As for writing my own routines - I regularly use all of Hue Saturation and Value. (One thing I’ve been playing with is using three noise generators, one for each of hue, saturation, and value).

(Jason Coon) #10

Saturation matters. Open up any paint program and mess with the color picker using HSV or HSL. All white in HSV is { anything, 0, 255 }.

(Myche Tician) #11

I know saturation matters in programs like photoshop, but I’m not sure in an LED it isn’t already some kind of odd interpolation, since basically what do you have from a LED? varying brightness of 3 primary colors, so exactly what does saturation do? Does it, to some degree wash out the true color by adding extraneous light from the other LEDs? So what you’re really doing is washing out the color by adding a little whiteness to it? And fully-saturated means removing that extra white light?

(Daniel Garcia) #12

It’s the same as your lcd display panel (and your television) - everything you see is made up of combining red, blue, and green at different brightness.

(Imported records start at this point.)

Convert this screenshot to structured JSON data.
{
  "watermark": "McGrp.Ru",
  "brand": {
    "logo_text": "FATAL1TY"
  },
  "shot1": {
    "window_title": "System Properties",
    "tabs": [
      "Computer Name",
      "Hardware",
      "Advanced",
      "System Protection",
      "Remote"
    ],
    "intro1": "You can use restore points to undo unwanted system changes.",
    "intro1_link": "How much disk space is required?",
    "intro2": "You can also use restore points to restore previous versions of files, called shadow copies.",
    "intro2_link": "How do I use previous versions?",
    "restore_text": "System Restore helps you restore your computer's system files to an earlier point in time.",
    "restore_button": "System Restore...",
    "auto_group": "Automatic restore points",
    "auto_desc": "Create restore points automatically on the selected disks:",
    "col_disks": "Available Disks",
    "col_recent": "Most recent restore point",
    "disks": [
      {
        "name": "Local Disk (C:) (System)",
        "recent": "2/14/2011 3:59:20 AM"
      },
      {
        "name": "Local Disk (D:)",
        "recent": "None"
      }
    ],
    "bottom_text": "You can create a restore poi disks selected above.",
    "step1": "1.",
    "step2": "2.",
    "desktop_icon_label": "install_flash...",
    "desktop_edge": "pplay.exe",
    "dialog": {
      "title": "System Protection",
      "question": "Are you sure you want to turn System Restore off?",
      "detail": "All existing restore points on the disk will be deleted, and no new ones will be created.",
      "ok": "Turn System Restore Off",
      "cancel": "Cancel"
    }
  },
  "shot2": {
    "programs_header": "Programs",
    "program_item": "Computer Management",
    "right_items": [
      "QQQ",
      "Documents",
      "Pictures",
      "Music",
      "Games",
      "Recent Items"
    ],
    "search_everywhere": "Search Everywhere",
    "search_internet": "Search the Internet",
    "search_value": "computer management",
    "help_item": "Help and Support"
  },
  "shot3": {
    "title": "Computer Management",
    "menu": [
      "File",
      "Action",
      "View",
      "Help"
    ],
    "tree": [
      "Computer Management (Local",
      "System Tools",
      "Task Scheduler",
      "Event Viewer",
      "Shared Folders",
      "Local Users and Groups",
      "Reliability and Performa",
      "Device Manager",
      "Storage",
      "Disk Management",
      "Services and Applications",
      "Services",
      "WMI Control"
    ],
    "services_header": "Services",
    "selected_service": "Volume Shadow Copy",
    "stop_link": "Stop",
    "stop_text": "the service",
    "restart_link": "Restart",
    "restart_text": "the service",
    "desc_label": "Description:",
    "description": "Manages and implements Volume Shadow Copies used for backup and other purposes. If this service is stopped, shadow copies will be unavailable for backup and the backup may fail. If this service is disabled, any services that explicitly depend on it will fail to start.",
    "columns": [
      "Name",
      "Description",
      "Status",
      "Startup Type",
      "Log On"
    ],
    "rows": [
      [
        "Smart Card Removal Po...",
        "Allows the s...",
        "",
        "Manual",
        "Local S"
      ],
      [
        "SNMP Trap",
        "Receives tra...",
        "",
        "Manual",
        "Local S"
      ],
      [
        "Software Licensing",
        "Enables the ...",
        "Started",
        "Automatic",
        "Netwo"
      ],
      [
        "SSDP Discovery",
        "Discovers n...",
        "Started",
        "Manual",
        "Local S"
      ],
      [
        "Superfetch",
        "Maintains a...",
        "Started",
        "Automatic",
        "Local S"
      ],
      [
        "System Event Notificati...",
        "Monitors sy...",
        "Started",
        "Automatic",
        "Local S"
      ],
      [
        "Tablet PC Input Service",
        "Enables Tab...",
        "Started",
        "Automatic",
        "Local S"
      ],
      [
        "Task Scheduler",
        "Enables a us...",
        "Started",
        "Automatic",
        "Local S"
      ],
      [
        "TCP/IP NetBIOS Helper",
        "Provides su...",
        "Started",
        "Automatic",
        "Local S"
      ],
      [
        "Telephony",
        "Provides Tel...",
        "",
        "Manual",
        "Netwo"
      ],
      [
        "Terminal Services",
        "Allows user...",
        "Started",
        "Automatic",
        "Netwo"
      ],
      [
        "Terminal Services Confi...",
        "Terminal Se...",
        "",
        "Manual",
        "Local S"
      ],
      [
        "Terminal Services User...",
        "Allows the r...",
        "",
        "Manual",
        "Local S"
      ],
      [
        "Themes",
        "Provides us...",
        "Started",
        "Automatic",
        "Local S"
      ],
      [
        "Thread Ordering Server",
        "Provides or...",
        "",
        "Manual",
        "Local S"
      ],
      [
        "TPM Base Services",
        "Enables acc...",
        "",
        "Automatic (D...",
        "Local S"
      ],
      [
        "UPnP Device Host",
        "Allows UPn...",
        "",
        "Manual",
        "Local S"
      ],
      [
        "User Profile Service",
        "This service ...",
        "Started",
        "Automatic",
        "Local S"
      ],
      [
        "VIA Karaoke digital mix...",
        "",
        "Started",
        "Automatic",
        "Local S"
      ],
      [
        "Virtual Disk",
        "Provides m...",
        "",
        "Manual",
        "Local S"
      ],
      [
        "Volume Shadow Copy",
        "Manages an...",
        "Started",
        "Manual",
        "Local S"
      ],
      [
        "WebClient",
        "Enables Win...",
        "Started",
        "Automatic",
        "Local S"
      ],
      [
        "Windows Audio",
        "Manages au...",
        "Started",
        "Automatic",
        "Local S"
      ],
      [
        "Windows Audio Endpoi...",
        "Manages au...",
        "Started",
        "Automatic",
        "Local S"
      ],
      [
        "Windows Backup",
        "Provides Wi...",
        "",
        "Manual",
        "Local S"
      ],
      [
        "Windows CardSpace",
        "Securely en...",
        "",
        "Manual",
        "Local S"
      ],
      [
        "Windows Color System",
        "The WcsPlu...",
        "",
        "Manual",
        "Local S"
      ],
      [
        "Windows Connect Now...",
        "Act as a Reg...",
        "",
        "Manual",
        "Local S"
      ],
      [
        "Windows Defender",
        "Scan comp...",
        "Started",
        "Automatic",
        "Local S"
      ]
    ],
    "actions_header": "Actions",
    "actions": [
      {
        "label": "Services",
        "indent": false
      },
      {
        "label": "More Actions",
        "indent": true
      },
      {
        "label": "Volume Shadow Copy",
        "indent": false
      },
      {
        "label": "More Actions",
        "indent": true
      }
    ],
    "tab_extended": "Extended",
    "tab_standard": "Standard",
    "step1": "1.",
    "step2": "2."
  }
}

Full saturation, basically, gives you the colors in the rainbow. However, the rainbow is hardly the full set of colors. De-saturating increases the amount contributed to the full color by all three of red, blue, and green, washing them out a little bit, and giving you a much wider range of softer colors than you would just get with pegging saturation at 255. If all you want are the colors that you would see in the rainbow, then you just need hue. If you want to add blacks into that as well, then you need to add in brightness, and if you want whites and grays (as well as all the other various in between colors), then you play with saturation.

(Seriously, a lot of this is stuff that spending some time with google and looking up information on colorspaces like HSV and RGB would bring you a long way)

(Myche Tician) #13

So it perhaps seems that the best way to handle all colors is to probably accept all three parameters? I’m just wondering if there are a lot of important colors that can’t be done without saturation? For example, does this mean without the use of saturation you can’t do pastels? I’ve read up on the color models - I’m just looking for some practical examples of the diverse array of colors that look good in LEDs from a practical standpoint.

(Myche Tician) #14

btw, I see the hue list here: https://raw.githubusercontent.com/FastLED/FastLED/gh-pages/images/HSV-rainbow-with-desc.jpg and on the calling page there’s a list of the color constants, but I wish there was a corresponding list of HSV values for those things.

What do most of you use as a source when trying to eyeball a color you want to program?

(Daniel Garcia) #15

There really isn’t a comprehensive list of hsv colors like there are for rgb (we basically just took the w3c definitions).

I don’t really select colors as much as tune the ranges of colors that’ll be used in a piece. A lot of people experiment and nudge colors around to get something that they like (there are so many factors that will affect how a color appears, like surrounding lighting, the diffusion, if any, used, etc…).

(Luminous Elements) #16

HSV colour space is more perceptual than RGB. Its usefulness comes from being able to interpolate, or pick randomly, a single variable (H, S, or V), keep the others constant, and have nice effects play out “automagically”. Your best bet is to experiment.

(Myche Tician) #17

Thanks for all the great responses!